- [Assignment]
Repeat each line of the material below without change.

- [Provided material]
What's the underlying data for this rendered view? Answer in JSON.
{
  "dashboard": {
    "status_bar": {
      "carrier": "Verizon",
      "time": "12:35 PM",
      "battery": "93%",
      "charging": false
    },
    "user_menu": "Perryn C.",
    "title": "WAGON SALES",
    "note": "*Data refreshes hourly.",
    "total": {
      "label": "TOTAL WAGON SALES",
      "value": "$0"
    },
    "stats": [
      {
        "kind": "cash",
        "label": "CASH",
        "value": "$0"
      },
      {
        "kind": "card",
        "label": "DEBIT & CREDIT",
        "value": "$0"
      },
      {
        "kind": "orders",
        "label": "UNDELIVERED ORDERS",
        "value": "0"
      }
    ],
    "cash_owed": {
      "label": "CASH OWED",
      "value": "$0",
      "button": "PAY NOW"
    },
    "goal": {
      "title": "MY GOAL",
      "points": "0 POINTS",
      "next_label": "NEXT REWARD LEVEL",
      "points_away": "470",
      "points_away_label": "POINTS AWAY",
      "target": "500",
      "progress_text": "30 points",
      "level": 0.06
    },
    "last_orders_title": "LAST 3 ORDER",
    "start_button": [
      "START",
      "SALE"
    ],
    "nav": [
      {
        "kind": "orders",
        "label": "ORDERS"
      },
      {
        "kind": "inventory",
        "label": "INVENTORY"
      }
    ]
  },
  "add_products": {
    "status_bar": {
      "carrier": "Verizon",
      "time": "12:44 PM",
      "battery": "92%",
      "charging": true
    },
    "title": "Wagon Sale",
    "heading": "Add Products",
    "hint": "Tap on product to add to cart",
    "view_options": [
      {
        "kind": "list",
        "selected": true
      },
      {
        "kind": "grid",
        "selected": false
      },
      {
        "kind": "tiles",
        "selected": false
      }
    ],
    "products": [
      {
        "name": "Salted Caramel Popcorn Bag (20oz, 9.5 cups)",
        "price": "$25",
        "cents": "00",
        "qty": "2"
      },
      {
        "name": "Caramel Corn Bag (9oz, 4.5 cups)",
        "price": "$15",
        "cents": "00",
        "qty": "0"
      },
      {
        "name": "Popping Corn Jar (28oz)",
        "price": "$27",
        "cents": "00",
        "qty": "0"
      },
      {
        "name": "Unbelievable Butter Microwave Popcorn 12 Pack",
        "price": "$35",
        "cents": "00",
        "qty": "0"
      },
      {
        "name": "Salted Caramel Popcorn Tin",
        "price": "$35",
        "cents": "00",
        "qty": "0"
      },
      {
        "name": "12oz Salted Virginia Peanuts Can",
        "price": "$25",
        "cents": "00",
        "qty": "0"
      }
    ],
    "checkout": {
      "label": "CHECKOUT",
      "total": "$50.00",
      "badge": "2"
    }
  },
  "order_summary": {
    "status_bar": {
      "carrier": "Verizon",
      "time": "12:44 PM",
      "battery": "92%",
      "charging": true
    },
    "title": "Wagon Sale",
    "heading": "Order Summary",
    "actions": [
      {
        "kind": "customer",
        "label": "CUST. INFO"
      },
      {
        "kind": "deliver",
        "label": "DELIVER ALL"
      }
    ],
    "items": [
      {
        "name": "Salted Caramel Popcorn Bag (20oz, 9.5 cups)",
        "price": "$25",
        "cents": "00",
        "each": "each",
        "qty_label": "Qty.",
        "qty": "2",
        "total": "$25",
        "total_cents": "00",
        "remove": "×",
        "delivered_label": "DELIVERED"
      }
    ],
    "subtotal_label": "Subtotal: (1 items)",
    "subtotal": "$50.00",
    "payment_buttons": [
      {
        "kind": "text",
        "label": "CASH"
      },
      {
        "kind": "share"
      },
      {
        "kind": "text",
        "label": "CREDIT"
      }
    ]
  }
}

- [Task result]
What's the underlying data for this rendered view? Answer in JSON.
{
  "dashboard": {
    "status_bar": {
      "carrier": "Verizon",
      "time": "12:35 PM",
      "battery": "93%",
      "charging": false
    },
    "user_menu": "Perryn C.",
    "title": "WAGON SALES",
    "note": "*Data refreshes hourly.",
    "total": {
      "label": "TOTAL WAGON SALES",
      "value": "$0"
    },
    "stats": [
      {
        "kind": "cash",
        "label": "CASH",
        "value": "$0"
      },
      {
        "kind": "card",
        "label": "DEBIT & CREDIT",
        "value": "$0"
      },
      {
        "kind": "orders",
        "label": "UNDELIVERED ORDERS",
        "value": "0"
      }
    ],
    "cash_owed": {
      "label": "CASH OWED",
      "value": "$0",
      "button": "PAY NOW"
    },
    "goal": {
      "title": "MY GOAL",
      "points": "0 POINTS",
      "next_label": "NEXT REWARD LEVEL",
      "points_away": "470",
      "points_away_label": "POINTS AWAY",
      "target": "500",
      "progress_text": "30 points",
      "level": 0.06
    },
    "last_orders_title": "LAST 3 ORDER",
    "start_button": [
      "START",
      "SALE"
    ],
    "nav": [
      {
        "kind": "orders",
        "label": "ORDERS"
      },
      {
        "kind": "inventory",
        "label": "INVENTORY"
      }
    ]
  },
  "add_products": {
    "status_bar": {
      "carrier": "Verizon",
      "time": "12:44 PM",
      "battery": "92%",
      "charging": true
    },
    "title": "Wagon Sale",
    "heading": "Add Products",
    "hint": "Tap on product to add to cart",
    "view_options": [
      {
        "kind": "list",
        "selected": true
      },
      {
        "kind": "grid",
        "selected": false
      },
      {
        "kind": "tiles",
        "selected": false
      }
    ],
    "products": [
      {
        "name": "Salted Caramel Popcorn Bag (20oz, 9.5 cups)",
        "price": "$25",
        "cents": "00",
        "qty": "2"
      },
      {
        "name": "Caramel Corn Bag (9oz, 4.5 cups)",
        "price": "$15",
        "cents": "00",
        "qty": "0"
      },
      {
        "name": "Popping Corn Jar (28oz)",
        "price": "$27",
        "cents": "00",
        "qty": "0"
      },
      {
        "name": "Unbelievable Butter Microwave Popcorn 12 Pack",
        "price": "$35",
        "cents": "00",
        "qty": "0"
      },
      {
        "name": "Salted Caramel Popcorn Tin",
        "price": "$35",
        "cents": "00",
        "qty": "0"
      },
      {
        "name": "12oz Salted Virginia Peanuts Can",
        "price": "$25",
        "cents": "00",
        "qty": "0"
      }
    ],
    "checkout": {
      "label": "CHECKOUT",
      "total": "$50.00",
      "badge": "2"
    }
  },
  "order_summary": {
    "status_bar": {
      "carrier": "Verizon",
      "time": "12:44 PM",
      "battery": "92%",
      "charging": true
    },
    "title": "Wagon Sale",
    "heading": "Order Summary",
    "actions": [
      {
        "kind": "customer",
        "label": "CUST. INFO"
      },
      {
        "kind": "deliver",
        "label": "DELIVER ALL"
      }
    ],
    "items": [
      {
        "name": "Salted Caramel Popcorn Bag (20oz, 9.5 cups)",
        "price": "$25",
        "cents": "00",
        "each": "each",
        "qty_label": "Qty.",
        "qty": "2",
        "total": "$25",
        "total_cents": "00",
        "remove": "×",
        "delivered_label": "DELIVERED"
      }
    ],
    "subtotal_label": "Subtotal: (1 items)",
    "subtotal": "$50.00",
    "payment_buttons": [
      {
        "kind": "text",
        "label": "CASH"
      },
      {
        "kind": "share"
      },
      {
        "kind": "text",
        "label": "CREDIT"
      }
    ]
  }
}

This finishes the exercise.